Remember last week’s blog? In it, I mentioned I had recently asked for topic ideas. Well, today’s blog is–in a way–a response to another suggestion I received in reply. But also, it’s something we planned to do anyway. I think you’ll see what I mean.
Posted: February 16, 2016 |
I recently decided to solicit some ideas for blog topics from the community. I tweeted my invitation for comments and received several replies–some via Twitter and even more via Facebook (which posts my tweets as status updates).
Posted: February 09, 2016 |
One of the best things about the world of blogging is that the readers of a blog have a chance to comment on the subject. In the past year, several posts have generated significant comments, and even discussions between commenters. This was the case for my previous post, where I discussed part of my approach to IBM i strategy—the need to focus on more than one aspect of the user base with our strategic decisions. Several readers took time to write thoughtful responses. I read each of them, several times. I truly appreciate the effort and time it took to write those comments. And after reading them, I decided a follow-up to my previous post would help continue the discussion.

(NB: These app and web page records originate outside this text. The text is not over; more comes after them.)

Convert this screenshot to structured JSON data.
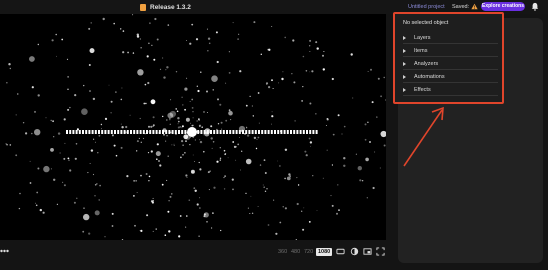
{
  "header": {
    "release": "Release 1.3.2",
    "project_name": "Untitled project",
    "saved_label": "Saved:",
    "explore_button": "Explore creations"
  },
  "properties": {
    "title": "No selected object",
    "sections": [
      {
        "label": "Layers"
      },
      {
        "label": "Items"
      },
      {
        "label": "Analyzers"
      },
      {
        "label": "Automations"
      },
      {
        "label": "Effects"
      }
    ]
  },
  "viewer": {
    "resolutions": [
      "360",
      "480",
      "720",
      "1080"
    ],
    "selected_resolution": "1080"
  },
  "colors": {
    "accent": "#6a2fe0",
    "annotation": "#e0452b",
    "project_link": "#8b8bd8",
    "warning": "#f0a040"
  },
  "icons": [
    "more-icon",
    "aspect-ratio-icon",
    "theme-toggle-icon",
    "picture-in-picture-icon",
    "fullscreen-icon",
    "warning-icon",
    "bell-icon"
  ]
}
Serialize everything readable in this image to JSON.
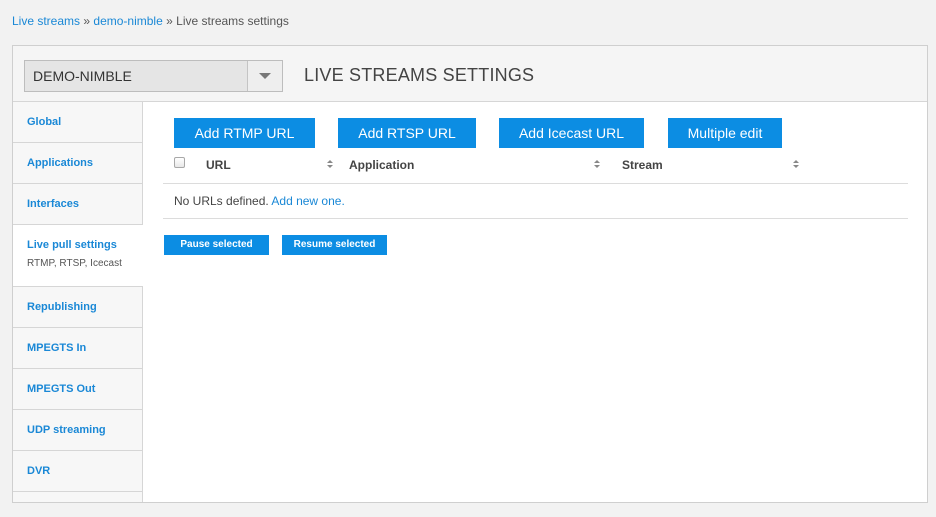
{
  "breadcrumb": {
    "items": [
      "Live streams",
      "demo-nimble",
      "Live streams settings"
    ],
    "separator": "»"
  },
  "header": {
    "server_select": "DEMO-NIMBLE",
    "title": "LIVE STREAMS SETTINGS"
  },
  "sidebar": {
    "items": [
      {
        "label": "Global"
      },
      {
        "label": "Applications"
      },
      {
        "label": "Interfaces"
      },
      {
        "label": "Live pull settings",
        "sub": "RTMP, RTSP, Icecast"
      },
      {
        "label": "Republishing"
      },
      {
        "label": "MPEGTS In"
      },
      {
        "label": "MPEGTS Out"
      },
      {
        "label": "UDP streaming"
      },
      {
        "label": "DVR"
      }
    ]
  },
  "toolbar": {
    "add_rtmp": "Add RTMP URL",
    "add_rtsp": "Add RTSP URL",
    "add_icecast": "Add Icecast URL",
    "multiple_edit": "Multiple edit"
  },
  "table": {
    "columns": [
      "URL",
      "Application",
      "Stream"
    ],
    "empty_text": "No URLs defined.",
    "empty_link": "Add new one."
  },
  "actions": {
    "pause": "Pause selected",
    "resume": "Resume selected"
  },
  "colors": {
    "accent": "#0c8de3",
    "link": "#1a88d6"
  }
}
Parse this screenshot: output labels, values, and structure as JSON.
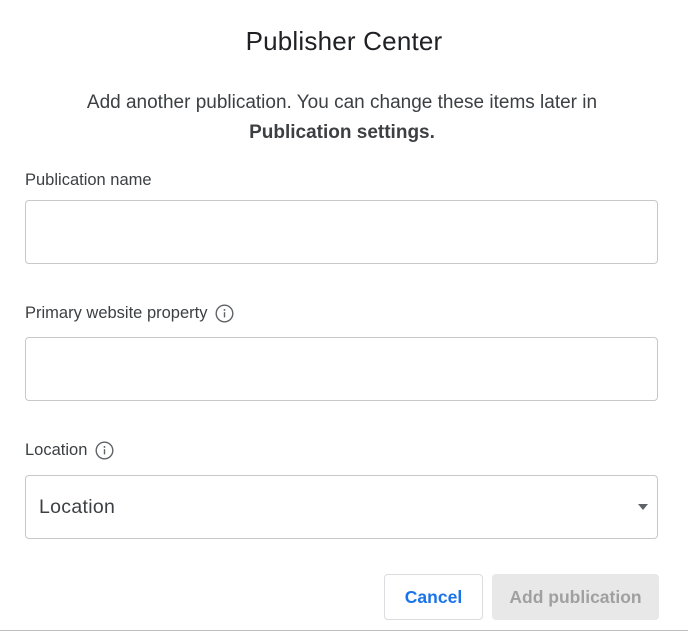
{
  "dialog": {
    "title": "Publisher Center",
    "subtitle_text": "Add another publication. You can change these items later in",
    "subtitle_bold": "Publication settings."
  },
  "fields": {
    "publication_name": {
      "label": "Publication name",
      "value": "",
      "placeholder": ""
    },
    "primary_website": {
      "label": "Primary website property",
      "value": "",
      "placeholder": "",
      "has_info_icon": true
    },
    "location": {
      "label": "Location",
      "selected_value": "Location",
      "has_info_icon": true
    }
  },
  "actions": {
    "cancel_label": "Cancel",
    "add_label": "Add publication"
  },
  "icons": {
    "info": "info-circle-icon",
    "dropdown": "chevron-down-icon"
  },
  "colors": {
    "accent": "#1a73e8",
    "disabled_bg": "#e8e8e8",
    "disabled_text": "#a0a0a0"
  }
}
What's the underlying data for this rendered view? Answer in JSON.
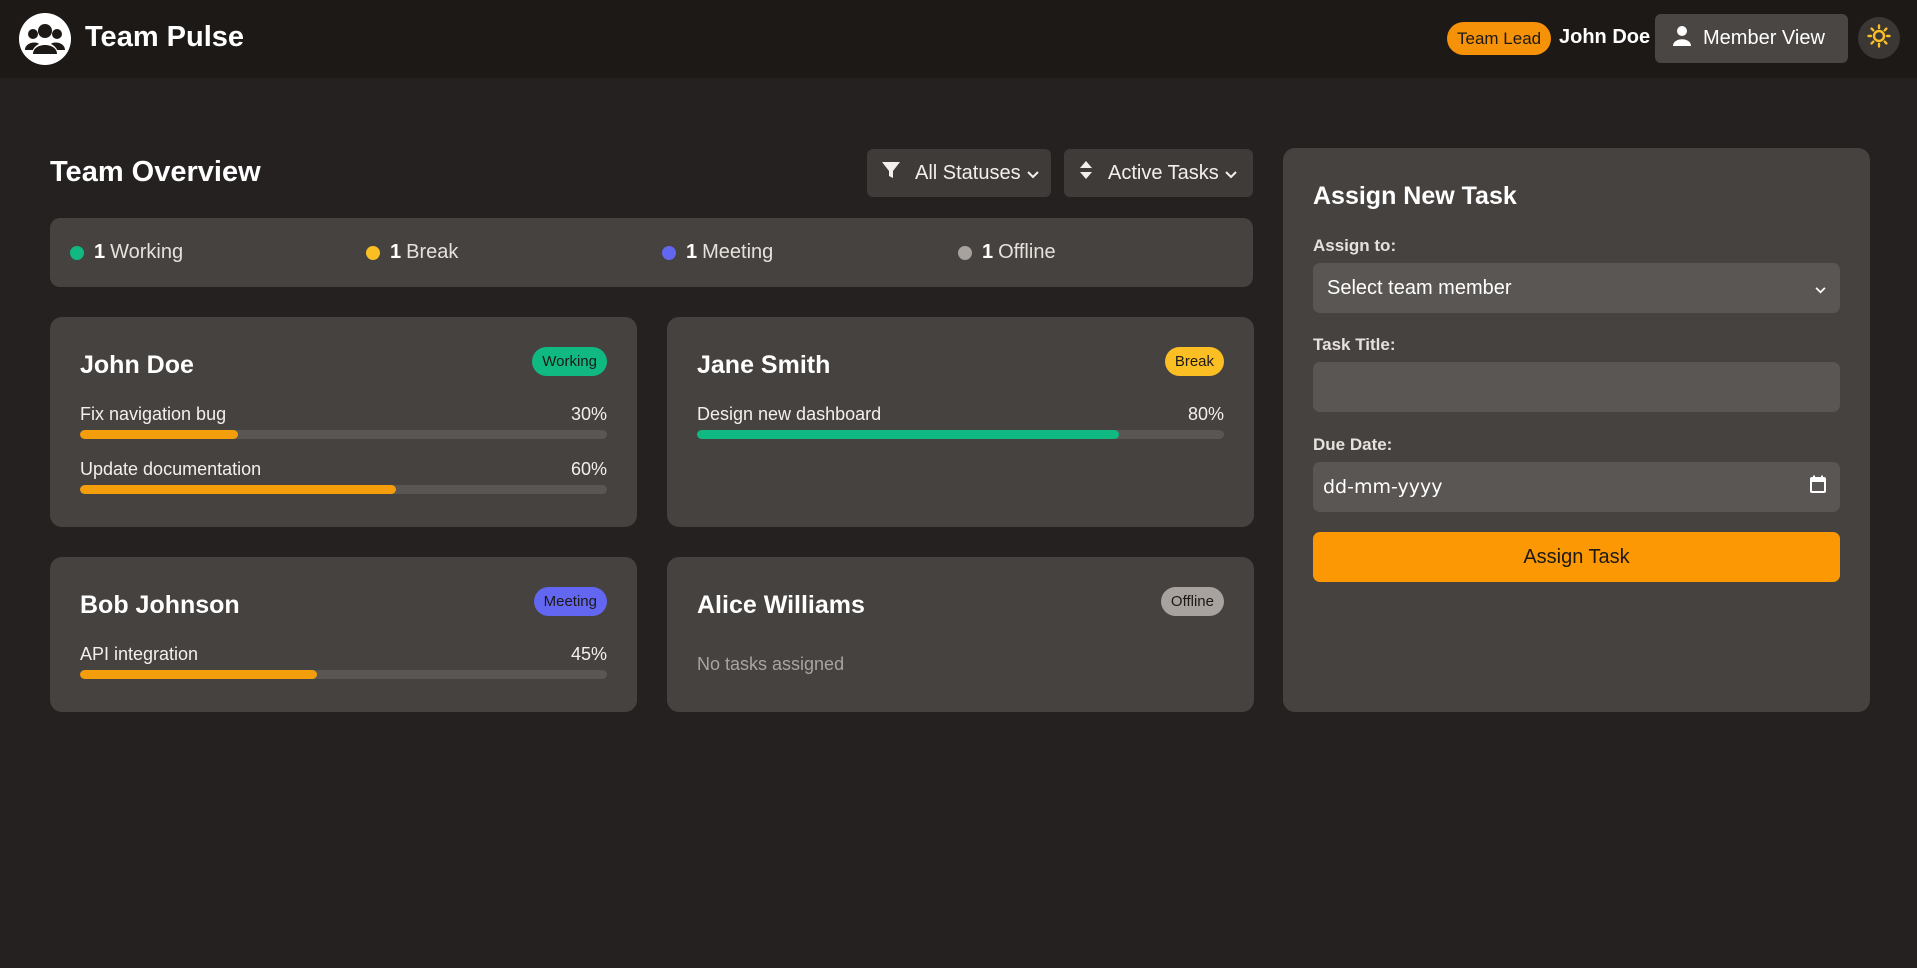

Posted: December 08, 2015 |
Do you think about Strategy, as a concept, activity or discipline? How about the IBM i strategy?
I do. I decided to write about it today. I hope you find it informative. I'll be (relatively) brief, and I promise, I'll tie it to IBM i. Let's get started.
Posted: November 16, 2015 |
Today, October 5, 2015, IBM announces the Technology Refresh 3 for the IBM i 7.2 release, as well as TR 11 for 7.1. By this time, you will have gotten used to the strategy IBM adopted with the introduction of the 7.1 release in 2010: twice a year, in the spring and fall, we announce new support for the IBM i operating system, as well as many of its related products. Over the years, we have added cloud capabilities, big enhancements to languages, support for new Power Systems and I/O, and of course new DB2 capabilities.
Posted: October 05, 2015 |
One of the most frequent questions I get when I discuss the future of IBM i is a very open-ended question about IBM’s commitment to RPG. This is natural, I suppose, because when many people think of our platform, they think of RPG, which has historically been the most commonly used programming language on IBM i and its predecessors.
Posted: August 24, 2015 |
Well, hello, readers! My friendly neighborhood editor reminded me that I have not published something in this blog for, oh, 30 or 40 years, and perhaps it was time to write something about IBM i.
Posted: June 15, 2015 |
This week is already more than busy, with the COMMON Annual Conference happening here in Anaheim, but we’re adding more to the mix with an announcement of new IBM i 7.2 Technology Refresh 2 and IBM i 7.1 TR 10. Today’s blog gives the highlights of the announcement.
Posted: April 27, 2015 |
In a previous post about the future of IBM i, I shared some of the primary messages we give to customers who ask us things like, “Show me a roadmap for IBM i for the next five years” and “Is IBM going to support IBM i in the future?” Typically, these questions get asked by CxO types in companies—CTOs, CIOs and CEOs who don’t have much experience with IBM i and its predecessors, or who have been depending on the platform for a long time, but who have had no reason to pay close attention to the blogs, whitepapers and conference sessions we’ve been creating for the customer base. The messages from that post are often enough to calm the anxiety of CxOs, particularly if we get to deliver them in person.
Posted: April 13, 2015 |
It’s Spring, so that means there are many imminent opportunities for IBM i users to do one of the best things they can do for their future, their pleasure and their current job: attend a conference!
Posted: April 06, 2015 |